Consumer Electronics Show 2011

Jon Valin's CES Blog: "Nola made its usual top-flight showing with the superb $55k Baby Grand Reference ribbon/cone hybrid that I reviewed last year. Driven (as usual) by ARC and sourced (among other things) by Greg Beron's fantastic United Home Audio reel-to-reel tape deck, the Baby Grands sounded fantastic -- fast, detailed, dynamic, deep-reaching, transparent, with a vast soundstage.

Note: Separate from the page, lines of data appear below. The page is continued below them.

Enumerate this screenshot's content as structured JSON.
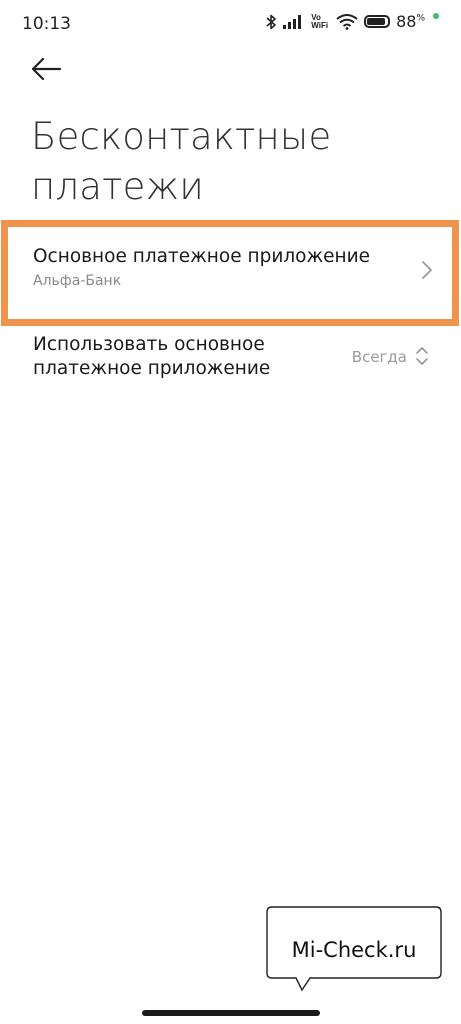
{
  "status_bar": {
    "time": "10:13",
    "vo_label": "Vo",
    "wifi_label": "WiFi",
    "battery_percent": "88",
    "battery_unit": "%",
    "battery_level": 0.88,
    "dot_color": "#38c172"
  },
  "header": {
    "back_icon": "arrow-left-icon",
    "title": "Бесконтактные платежи"
  },
  "settings": {
    "default_app": {
      "label": "Основное платежное приложение",
      "value": "Альфа-Банк"
    },
    "use_default": {
      "label": "Использовать основное платежное приложение",
      "value": "Всегда"
    }
  },
  "highlight_color": "#f0944d",
  "watermark": {
    "text": "Mi-Check.ru"
  }
}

Of course, none of this was a surprise, since I reviewed these speakers last year -- and loved 'em. What was a surprise, although nothing Nola's cagey designer Carl Marchisotto builds should surprise me anymore, was something else in the Nola room -- a skinny little three-way floorstander called "The Contender." Folks, if ever a product were appropriately named, this one is. It was almost unbelievable to hear the vast, detailed soundfield these little guys -- about the height of a six-year-old -- threw. On top of which, their bass seemed incredibly deep-reaching and articulate for such a diminutive transducer. My winner of Best Bargain Loudspeaker of CES 2011, The Contender is exactly what its name says it is -- a serious challenge to speakers in its $3k price range."

"Best Bargain: Nola Contender, Magnepan 3.7"

Nola's Contender
By Robert Deutsch · Posted: Jan 14, 2011

The first speaker I reviewed for Stereophile was the Alon IV by Acarian Systems, designed by Carl Marchisotto. I remember it as being a very good-sounding speaker, with outstanding bass, and the dipole midrange giving it an "open" sound. Through the years, for business reasons, the speaker brandname has changed (Nola is Alon spelled backwards), and the company is now called Accent Speaker Technology, but the speakers are still designed by Carl, and his wife, Marilyn, is the company's wife president. Carl's more expensive speakers still use the dipole midrange arrangement, but in the more affordable line he has turned to the more common unipolar approach, albeit with his own variations, like separate porting of bass drivers. The latest such speaker, introduced at the 2011 CES, is the Contender ($3400/pair), and it sound like... well... a real contender.

Positive Feedback ISSUE 53
january/february 2011

Nola Contender loudspeakers.

Nola Baby Grand Reference loudspeakers.

The Nola Contender.

Nola founder and chief designer Carl Marchisotto is known for his ultra high-end loudspeakers, but at CES 2011 Mr. Marchisotto explored the opposite end of the pricing spectrum, introducing his superb new three-way Contender tower-type floorstanding main speakers ($3400/pr.), which are indirectly based on the very popular Boxer bookshelf speakers announced at last years. But Carl didn't stop there; instead, he also introduced a matching Announcer center channel speaker ($1500/ea.), so that home theater enthusiasts can now put together a sensibly priced Nola surround-sound system, using the new Contenders as L/R main speakers, the Announcer in the center, and the original Boxer bookshelf monitors ($1500/pr.) as surround speakers.

Here's the deal with the Contender (and, by extension, the Announcer and Boxer): the speaker looks fairly straightforward and -- dare I say it? -- not particularly exotic, but its sound is flat out stunning. This is definitely one of those designs where A) God is in the details, and B) the whole is much greater than the apparent sum of the parts. As I said in a recent show report prepared for The Absolute Sound, the Contender "conveys the elusive sense and sensibility of music -- in all its intellectual and soulful beauty -- as few high-end speakers at any price are able to do." Truth. - Chris Martens